-- Exercise input --

_ _ _ _

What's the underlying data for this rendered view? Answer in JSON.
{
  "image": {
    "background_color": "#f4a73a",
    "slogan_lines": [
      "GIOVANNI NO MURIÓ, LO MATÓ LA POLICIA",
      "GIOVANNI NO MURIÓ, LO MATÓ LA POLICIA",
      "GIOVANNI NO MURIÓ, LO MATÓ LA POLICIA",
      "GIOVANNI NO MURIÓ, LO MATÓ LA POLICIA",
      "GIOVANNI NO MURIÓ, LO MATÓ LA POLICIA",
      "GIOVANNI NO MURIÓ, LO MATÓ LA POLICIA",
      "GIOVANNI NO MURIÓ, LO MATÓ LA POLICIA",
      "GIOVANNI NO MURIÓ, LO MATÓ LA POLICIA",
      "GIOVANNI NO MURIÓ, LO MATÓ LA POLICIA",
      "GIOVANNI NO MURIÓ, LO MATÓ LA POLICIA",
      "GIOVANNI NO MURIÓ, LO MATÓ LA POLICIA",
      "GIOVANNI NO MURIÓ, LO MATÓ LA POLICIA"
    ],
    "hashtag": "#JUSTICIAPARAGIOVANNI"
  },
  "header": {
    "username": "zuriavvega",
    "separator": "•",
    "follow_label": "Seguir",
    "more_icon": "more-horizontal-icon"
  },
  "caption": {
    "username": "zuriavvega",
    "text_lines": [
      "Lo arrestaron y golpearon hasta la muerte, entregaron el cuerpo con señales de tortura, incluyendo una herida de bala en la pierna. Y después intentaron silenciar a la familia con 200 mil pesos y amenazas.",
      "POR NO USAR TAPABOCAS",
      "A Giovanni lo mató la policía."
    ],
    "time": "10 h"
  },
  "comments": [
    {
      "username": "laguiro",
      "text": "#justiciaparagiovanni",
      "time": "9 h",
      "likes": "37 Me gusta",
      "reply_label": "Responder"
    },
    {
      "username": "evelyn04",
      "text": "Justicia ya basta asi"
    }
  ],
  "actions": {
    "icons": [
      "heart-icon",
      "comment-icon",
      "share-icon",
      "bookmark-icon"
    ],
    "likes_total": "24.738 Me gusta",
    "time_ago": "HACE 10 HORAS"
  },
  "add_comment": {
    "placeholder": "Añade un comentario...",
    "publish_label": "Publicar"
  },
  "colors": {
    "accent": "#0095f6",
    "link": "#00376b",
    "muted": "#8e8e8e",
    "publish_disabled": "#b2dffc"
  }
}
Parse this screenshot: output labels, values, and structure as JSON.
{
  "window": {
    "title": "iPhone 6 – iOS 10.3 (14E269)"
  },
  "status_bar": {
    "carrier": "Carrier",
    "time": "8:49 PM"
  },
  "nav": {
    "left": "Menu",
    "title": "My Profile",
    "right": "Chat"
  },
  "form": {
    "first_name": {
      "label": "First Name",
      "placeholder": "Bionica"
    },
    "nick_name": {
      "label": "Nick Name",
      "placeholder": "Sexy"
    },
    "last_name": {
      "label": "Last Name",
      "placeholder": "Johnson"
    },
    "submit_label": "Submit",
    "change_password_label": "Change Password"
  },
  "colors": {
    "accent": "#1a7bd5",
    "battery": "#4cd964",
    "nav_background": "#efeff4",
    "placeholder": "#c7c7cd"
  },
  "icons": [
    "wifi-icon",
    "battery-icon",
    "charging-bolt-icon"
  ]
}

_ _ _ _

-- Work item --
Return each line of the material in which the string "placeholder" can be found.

-- Solved exercise --
    "placeholder": "Añade un comentario...",
      "placeholder": "Bionica"
      "placeholder": "Sexy"
      "placeholder": "Johnson"
    "placeholder": "#c7c7cd"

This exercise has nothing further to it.